  • Instagram: Upload a photo of your DPS with the hashtag #tinkersketch. My username is tinkerlab, in case you’d like to follow me
  • Google+: Upload your DPS photo to your own page. Tag me @rachelle doorley  and/or @tinkerlab. Add the hashtag #tinkersketch
  • Twitter: Add the hashtag #tinkersketch

How Climbing Trees Builds Creative Thinking

Have you ever climbed a tree? Do your kids like climbing trees?

This has never been high on my list, even back in the nursery school days, but my 3 year old N has climbing in her soul and will climb just about anything: rock climbing walls, trees, jungle gyms, furniture, fences, etc. She seems to gravitate especially to trees that offer a challenging climb, and I like it because it gets us out into the fresh air and builds strong minds and bodies.

I love good ol’ fashioned play like this, and thought we could all use a visual reminder of how important free-range outdoor play is for kids.

outdoor play kids

The spirit of play is at the heart of imagination, creativity, and innovation. In playful environments, we’re prone to divergent thinking (generating numerous ideas about a topic) and are more inclined to push the limits of what’s possible into the impossible.

Climbing trees may not seem like highly cognitive work, but let’s take a look at what might be involved…

tree climbing kids

First of all, you have to map your idea (a will to climb a tree) with your reality (how will you climb that tree?). And then you have to send signals from your mind to your body to problem solve the execution. Our neighbor’s poor flowers were pelted by too many little climbers who have deemed this the most climbable neighborhood tree, so you might also have to navigate around the mini-flower-shielding fence that’s now in your way.

You might have to make room for a friend, which can build emotional intelligence and help develop spatial reasoning.

You might not yet be ready to climb a tree, but you’re building your confidence by climbing things that are within the zone of proximal development. Go you!

tree climbing kid

And when you reach that branch that always eluded you, the feeling of pride is beyond belief. You’ve accomplished something that only you could accomplish. You’ve tested your strength and your limits, and proven to yourself that you can achieve what you set your mind to.

I always watch my children closely and offer a lot of support when they first take on new physical challenges, but since my goal is to empower them I will step back once I get the cue that they’re comfortable without my assistance. I was talking with a friend today about free-range parenting (maybe you’ve heard of this movement?) and I follow this parenting philosophy to a great extent.
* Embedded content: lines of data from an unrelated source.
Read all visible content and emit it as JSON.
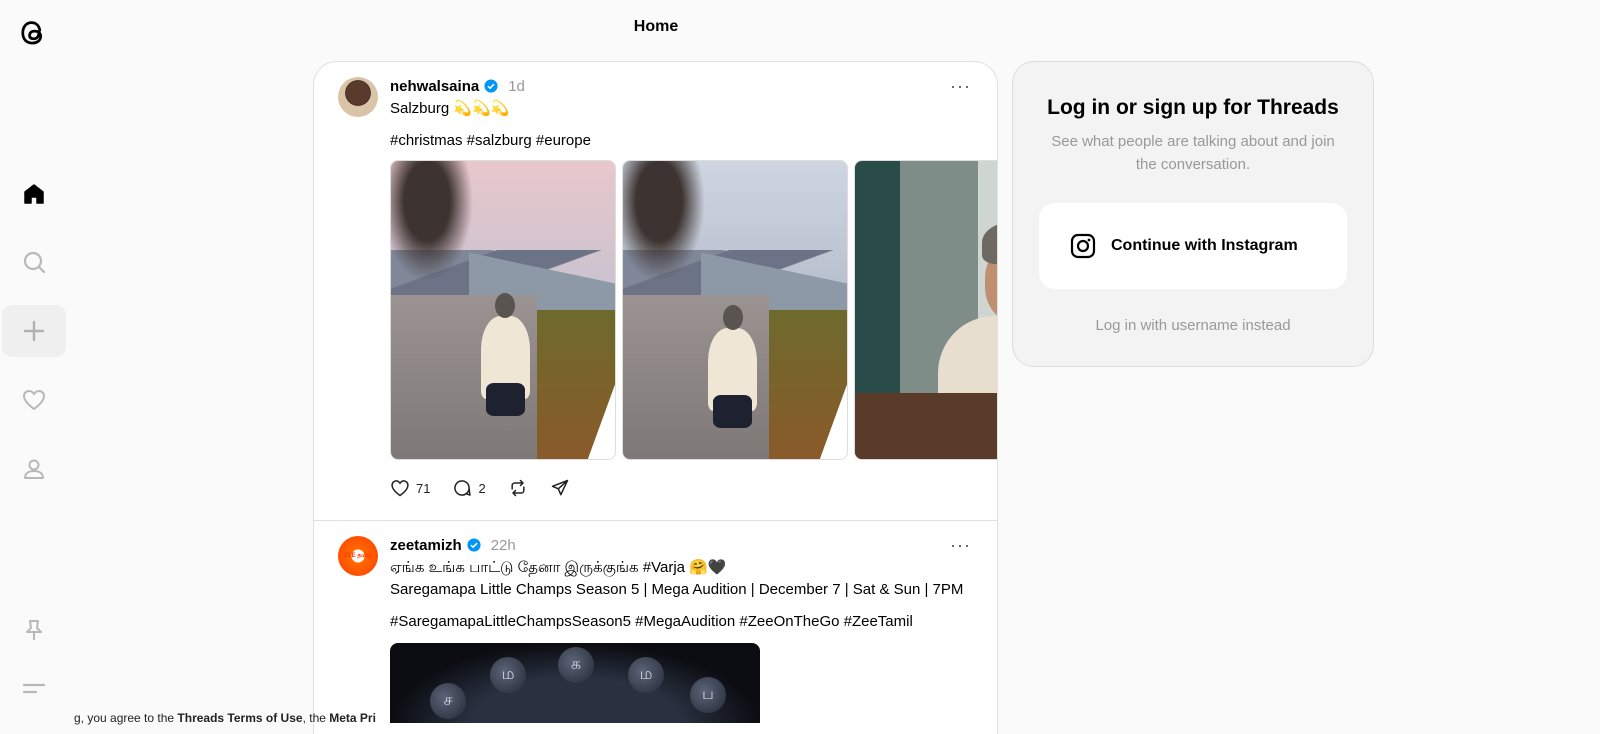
{
  "header": {
    "title": "Home"
  },
  "sidebar": {
    "items": [
      {
        "name": "home",
        "icon": "home-icon"
      },
      {
        "name": "search",
        "icon": "search-icon"
      },
      {
        "name": "create",
        "icon": "plus-icon"
      },
      {
        "name": "activity",
        "icon": "heart-icon"
      },
      {
        "name": "profile",
        "icon": "user-icon"
      },
      {
        "name": "pinned",
        "icon": "pin-icon"
      },
      {
        "name": "menu",
        "icon": "menu-icon"
      }
    ]
  },
  "posts": [
    {
      "username": "nehwalsaina",
      "time": "1d",
      "text": "Salzburg 💫💫💫",
      "tags": "#christmas #salzburg #europe",
      "likes": "71",
      "replies": "2"
    },
    {
      "username": "zeetamizh",
      "time": "22h",
      "text_line1": "ஏங்க உங்க பாட்டு தேனா இருக்குங்க #Varja 🤗🖤",
      "text_line2": "Saregamapa Little Champs Season 5 | Mega Audition | December 7 | Sat & Sun | 7PM",
      "tags": "#SaregamapaLittleChampsSeason5 #MegaAudition #ZeeOnTheGo #ZeeTamil",
      "avatar_text": "ZEE தமிழ்",
      "video_glyphs": [
        "ச",
        "ம",
        "க",
        "ம",
        "ப"
      ]
    }
  ],
  "login": {
    "title": "Log in or sign up for Threads",
    "subtitle": "See what people are talking about and join the conversation.",
    "instagram_button": "Continue with Instagram",
    "alt_login": "Log in with username instead"
  },
  "footer": {
    "prefix": "g, you agree to the ",
    "terms": "Threads Terms of Use",
    "middle": ", the ",
    "privacy": "Meta Pri"
  },
  "colors": {
    "verified": "#0095f6",
    "muted": "#999999",
    "border": "#e0e0e0"
  }
}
I’m very involved in my childrens’ lives and everyday experiences, offer them a great deal of compassion and emotional support, but I’m raising them to be confident, independent thinkers who can make decisions for themselves without a lot of supervision.

I’ve partnered withGoGo squeeZ, the first squeezable, re-sealable, no-mess, 100% fruit, no-sugar added apple­sauce based snack for kids in the U.S, as a Playbassador, which means that I have more reasons to share fun outdoor activities that celebrate play and creativity. All opinions in this post are my own.

GoGo squeeZ believes in the simple mantra of “always play” and is putting this belief to work through the “Pass the Play” campaign with the goal of bringing the simple joy of play to those who need it most across the country.